WHAT YOU NEED TO DO: Every entry is to be printed again precisely as given.
================================
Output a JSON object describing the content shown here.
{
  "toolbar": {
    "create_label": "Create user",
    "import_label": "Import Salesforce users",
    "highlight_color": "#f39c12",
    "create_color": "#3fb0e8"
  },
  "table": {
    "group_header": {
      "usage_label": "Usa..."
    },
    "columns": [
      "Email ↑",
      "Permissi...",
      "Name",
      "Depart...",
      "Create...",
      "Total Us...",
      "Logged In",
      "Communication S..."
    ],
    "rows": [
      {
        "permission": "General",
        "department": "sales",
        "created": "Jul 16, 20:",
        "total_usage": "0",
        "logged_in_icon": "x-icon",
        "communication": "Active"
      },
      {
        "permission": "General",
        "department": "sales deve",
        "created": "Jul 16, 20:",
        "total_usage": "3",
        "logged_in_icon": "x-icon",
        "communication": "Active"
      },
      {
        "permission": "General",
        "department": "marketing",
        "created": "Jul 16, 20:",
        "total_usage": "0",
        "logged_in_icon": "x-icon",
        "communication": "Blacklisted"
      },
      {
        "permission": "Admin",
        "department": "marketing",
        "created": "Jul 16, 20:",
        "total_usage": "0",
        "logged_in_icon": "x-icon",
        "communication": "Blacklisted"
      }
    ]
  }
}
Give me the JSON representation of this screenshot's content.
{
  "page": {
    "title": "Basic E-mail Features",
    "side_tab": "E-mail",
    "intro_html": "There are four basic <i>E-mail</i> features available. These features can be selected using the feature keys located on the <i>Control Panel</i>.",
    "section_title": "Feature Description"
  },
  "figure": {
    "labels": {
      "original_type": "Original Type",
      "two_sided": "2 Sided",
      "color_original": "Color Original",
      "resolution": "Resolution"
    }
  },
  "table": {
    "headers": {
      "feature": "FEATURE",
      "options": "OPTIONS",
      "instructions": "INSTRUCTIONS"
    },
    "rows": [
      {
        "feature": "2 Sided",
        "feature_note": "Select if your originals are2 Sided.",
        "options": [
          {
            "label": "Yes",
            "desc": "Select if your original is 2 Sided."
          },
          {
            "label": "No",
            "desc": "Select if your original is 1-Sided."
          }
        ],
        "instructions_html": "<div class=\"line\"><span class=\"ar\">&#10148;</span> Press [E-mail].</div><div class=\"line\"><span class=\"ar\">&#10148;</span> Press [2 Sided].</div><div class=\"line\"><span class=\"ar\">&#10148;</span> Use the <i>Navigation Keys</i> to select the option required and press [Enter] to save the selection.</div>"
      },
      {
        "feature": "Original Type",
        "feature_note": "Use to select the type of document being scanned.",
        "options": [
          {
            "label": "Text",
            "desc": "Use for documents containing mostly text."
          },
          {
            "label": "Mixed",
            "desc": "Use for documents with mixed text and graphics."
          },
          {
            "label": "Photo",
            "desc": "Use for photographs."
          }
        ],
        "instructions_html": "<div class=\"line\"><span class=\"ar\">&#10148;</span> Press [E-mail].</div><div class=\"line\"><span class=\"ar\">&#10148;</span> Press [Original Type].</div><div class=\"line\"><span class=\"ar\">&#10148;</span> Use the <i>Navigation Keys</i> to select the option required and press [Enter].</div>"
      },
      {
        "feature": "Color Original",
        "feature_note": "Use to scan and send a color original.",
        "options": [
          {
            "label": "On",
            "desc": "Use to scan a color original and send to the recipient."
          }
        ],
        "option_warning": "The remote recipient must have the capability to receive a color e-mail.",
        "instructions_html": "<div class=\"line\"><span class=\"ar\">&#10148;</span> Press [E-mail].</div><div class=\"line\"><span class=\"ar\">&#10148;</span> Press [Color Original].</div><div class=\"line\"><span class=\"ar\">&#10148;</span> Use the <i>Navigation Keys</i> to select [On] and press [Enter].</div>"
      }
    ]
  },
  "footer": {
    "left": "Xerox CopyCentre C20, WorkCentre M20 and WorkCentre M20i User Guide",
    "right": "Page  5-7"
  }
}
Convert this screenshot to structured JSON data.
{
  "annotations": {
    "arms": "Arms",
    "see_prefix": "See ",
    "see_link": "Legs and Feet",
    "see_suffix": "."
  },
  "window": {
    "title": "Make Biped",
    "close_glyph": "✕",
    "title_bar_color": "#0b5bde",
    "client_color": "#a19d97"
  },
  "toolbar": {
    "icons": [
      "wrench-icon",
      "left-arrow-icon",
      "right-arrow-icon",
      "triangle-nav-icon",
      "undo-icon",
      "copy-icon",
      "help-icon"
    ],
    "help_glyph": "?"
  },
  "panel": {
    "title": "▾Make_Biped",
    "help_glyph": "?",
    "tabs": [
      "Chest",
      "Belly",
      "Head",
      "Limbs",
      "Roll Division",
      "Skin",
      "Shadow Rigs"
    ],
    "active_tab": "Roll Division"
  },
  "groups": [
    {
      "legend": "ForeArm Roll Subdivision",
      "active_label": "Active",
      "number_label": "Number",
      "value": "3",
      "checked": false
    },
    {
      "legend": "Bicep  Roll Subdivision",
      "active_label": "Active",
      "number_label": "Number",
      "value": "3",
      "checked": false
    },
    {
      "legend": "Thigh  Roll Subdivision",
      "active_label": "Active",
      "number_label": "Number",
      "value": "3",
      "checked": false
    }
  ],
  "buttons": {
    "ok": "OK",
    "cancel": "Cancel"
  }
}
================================
TASK SOLUTION:
Output a JSON object describing the content shown here.
{
  "toolbar": {
    "create_label": "Create user",
    "import_label": "Import Salesforce users",
    "highlight_color": "#f39c12",
    "create_color": "#3fb0e8"
  },
  "table": {
    "group_header": {
      "usage_label": "Usa..."
    },
    "columns": [
      "Email ↑",
      "Permissi...",
      "Name",
      "Depart...",
      "Create...",
      "Total Us...",
      "Logged In",
      "Communication S..."
    ],
    "rows": [
      {
        "permission": "General",
        "department": "sales",
        "created": "Jul 16, 20:",
        "total_usage": "0",
        "logged_in_icon": "x-icon",
        "communication": "Active"
      },
      {
        "permission": "General",
        "department": "sales deve",
        "created": "Jul 16, 20:",
        "total_usage": "3",
        "logged_in_icon": "x-icon",
        "communication": "Active"
      },
      {
        "permission": "General",
        "department": "marketing",
        "created": "Jul 16, 20:",
        "total_usage": "0",
        "logged_in_icon": "x-icon",
        "communication": "Blacklisted"
      },
      {
        "permission": "Admin",
        "department": "marketing",
        "created": "Jul 16, 20:",
        "total_usage": "0",
        "logged_in_icon": "x-icon",
        "communication": "Blacklisted"
      }
    ]
  }
}
Give me the JSON representation of this screenshot's content.
{
  "page": {
    "title": "Basic E-mail Features",
    "side_tab": "E-mail",
    "intro_html": "There are four basic <i>E-mail</i> features available. These features can be selected using the feature keys located on the <i>Control Panel</i>.",
    "section_title": "Feature Description"
  },
  "figure": {
    "labels": {
      "original_type": "Original Type",
      "two_sided": "2 Sided",
      "color_original": "Color Original",
      "resolution": "Resolution"
    }
  },
  "table": {
    "headers": {
      "feature": "FEATURE",
      "options": "OPTIONS",
      "instructions": "INSTRUCTIONS"
    },
    "rows": [
      {
        "feature": "2 Sided",
        "feature_note": "Select if your originals are2 Sided.",
        "options": [
          {
            "label": "Yes",
            "desc": "Select if your original is 2 Sided."
          },
          {
            "label": "No",
            "desc": "Select if your original is 1-Sided."
          }
        ],
        "instructions_html": "<div class=\"line\"><span class=\"ar\">&#10148;</span> Press [E-mail].</div><div class=\"line\"><span class=\"ar\">&#10148;</span> Press [2 Sided].</div><div class=\"line\"><span class=\"ar\">&#10148;</span> Use the <i>Navigation Keys</i> to select the option required and press [Enter] to save the selection.</div>"
      },
      {
        "feature": "Original Type",
        "feature_note": "Use to select the type of document being scanned.",
        "options": [
          {
            "label": "Text",
            "desc": "Use for documents containing mostly text."
          },
          {
            "label": "Mixed",
            "desc": "Use for documents with mixed text and graphics."
          },
          {
            "label": "Photo",
            "desc": "Use for photographs."
          }
        ],
        "instructions_html": "<div class=\"line\"><span class=\"ar\">&#10148;</span> Press [E-mail].</div><div class=\"line\"><span class=\"ar\">&#10148;</span> Press [Original Type].</div><div class=\"line\"><span class=\"ar\">&#10148;</span> Use the <i>Navigation Keys</i> to select the option required and press [Enter].</div>"
      },
      {
        "feature": "Color Original",
        "feature_note": "Use to scan and send a color original.",
        "options": [
          {
            "label": "On",
            "desc": "Use to scan a color original and send to the recipient."
          }
        ],
        "option_warning": "The remote recipient must have the capability to receive a color e-mail.",
        "instructions_html": "<div class=\"line\"><span class=\"ar\">&#10148;</span> Press [E-mail].</div><div class=\"line\"><span class=\"ar\">&#10148;</span> Press [Color Original].</div><div class=\"line\"><span class=\"ar\">&#10148;</span> Use the <i>Navigation Keys</i> to select [On] and press [Enter].</div>"
      }
    ]
  },
  "footer": {
    "left": "Xerox CopyCentre C20, WorkCentre M20 and WorkCentre M20i User Guide",
    "right": "Page  5-7"
  }
}
Convert this screenshot to structured JSON data.
{
  "annotations": {
    "arms": "Arms",
    "see_prefix": "See ",
    "see_link": "Legs and Feet",
    "see_suffix": "."
  },
  "window": {
    "title": "Make Biped",
    "close_glyph": "✕",
    "title_bar_color": "#0b5bde",
    "client_color": "#a19d97"
  },
  "toolbar": {
    "icons": [
      "wrench-icon",
      "left-arrow-icon",
      "right-arrow-icon",
      "triangle-nav-icon",
      "undo-icon",
      "copy-icon",
      "help-icon"
    ],
    "help_glyph": "?"
  },
  "panel": {
    "title": "▾Make_Biped",
    "help_glyph": "?",
    "tabs": [
      "Chest",
      "Belly",
      "Head",
      "Limbs",
      "Roll Division",
      "Skin",
      "Shadow Rigs"
    ],
    "active_tab": "Roll Division"
  },
  "groups": [
    {
      "legend": "ForeArm Roll Subdivision",
      "active_label": "Active",
      "number_label": "Number",
      "value": "3",
      "checked": false
    },
    {
      "legend": "Bicep  Roll Subdivision",
      "active_label": "Active",
      "number_label": "Number",
      "value": "3",
      "checked": false
    },
    {
      "legend": "Thigh  Roll Subdivision",
      "active_label": "Active",
      "number_label": "Number",
      "value": "3",
      "checked": false
    }
  ],
  "buttons": {
    "ok": "OK",
    "cancel": "Cancel"
  }
}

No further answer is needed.